A convenient method to delete or remove blank rows in Excel
Blank rows in Excel can be problematic in most spreadsheets. Microsoft Excel relies on blank rows in Excel to determine data ranges, and having blank rows in inappropriate locations can impede various built-in features. Thankfully, there’s a simple way to remove blank rows in Excel from a data range in Excel. However, this technique must be used with caution as it has the potential to delete data unintentionally.
In this Excel tutorial, I’ll demonstrate a quick and easy method to delete blank rows in Excel within a data set without accidentally deleting adjacent data. Throughout this tutorial, I’ll refer to rows that consist solely of blank cells within the data set.
How to prevent data loss when deleting rows in Excel
Deleting rows, whether they are blank or not, can be risky. If you have data located off-screen and out of sight, you may inadvertently delete it while deleting empty cells or rows in your immediate view. Let’s consider a simple example using the data set depicted in Figure A.
[Image: Sample data set with blank cells in rows 7 and 10.]
Suppose you intend to convert the data set into a Table object by selecting it and pressing Ctrl + T. If you’re fortunate, you’ll notice that Excel doesn’t encompass the entire data range. However, if you fail to notice, you won’t obtain the desired results. Deleting blank rows in Excel is necessary to utilize many of Excel’s built-in features.
How to efficiently select and delete blank cells and rows in Excel
When you come across blank rows in Excel your data set, it becomes necessary to delete them. Manually selecting each blank row can be a time-consuming task. However, there’s a simpler way to achieve this in Excel. Follow the steps below to select all the blank rows in Excel within a data set:
- Select the data range containing your data, such as A3:E14.
- Press the F5 key on your keyboard.
- In the resulting Go To dialog box, click on “Special.”
- Choose the “Blanks” option and click OK. This action selects all the blank cells within the selected range, such as A7:E7 and A10:E10 (refer to Figure B).
[Figure B: Visual representation of the selected blank cells.]
- Click OK to close the dialog box.
By utilizing Excel’s Go To feature, you can quickly select all the blank rows within your selection. Now that the blank rows are selected, you can proceed to delete them. Do not deselect the selection at this point.
Here’s how you can delete the selected blank cells:
- Click on the “Delete” button (not the dropdown) in the Cells group on the Home tab. This action should delete only the selected cells. If the desired outcome is not achieved, you can use the following alternative steps:
- With the blank rows (e.g., rows 7 and 10) still selected, click on the “Delete” dropdown in the Cells group on the Home tab, and then choose “Delete Cells.”

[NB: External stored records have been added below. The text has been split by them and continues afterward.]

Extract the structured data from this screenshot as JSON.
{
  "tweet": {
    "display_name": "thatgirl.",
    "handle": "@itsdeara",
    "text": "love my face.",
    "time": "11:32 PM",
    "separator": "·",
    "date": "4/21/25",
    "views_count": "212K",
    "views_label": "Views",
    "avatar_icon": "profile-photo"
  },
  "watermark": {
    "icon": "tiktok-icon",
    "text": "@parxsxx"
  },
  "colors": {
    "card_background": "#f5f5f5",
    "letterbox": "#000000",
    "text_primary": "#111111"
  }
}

- In the subsequent dialog box, select “Delete Cells Up” (see Figure C).
[Figure C: Choose “Delete Cells” and then “Delete Cells Up” option.]
- Click OK.
Excel will remove the blank cells from the selected data range (as shown in Figure D).
[Figure D: Visual representation of the data range after the blank cells are deleted.]
When choosing “Delete Cells,” only the blank cells within the selected range will be deleted. Exercise caution when selecting “Delete Sheet Rows” in step 2, as it may inadvertently remove data located to the right of the selection. Ensure you make the appropriate choice based on your objective of deleting only the blank cells or entire rows.
In scenarios where you have a large data set with dozens or even hundreds of records to review for blank cells, manually deleting rows one by one would be impractical. This method saves you time and effort while eliminating the risk of overlooking any blanks.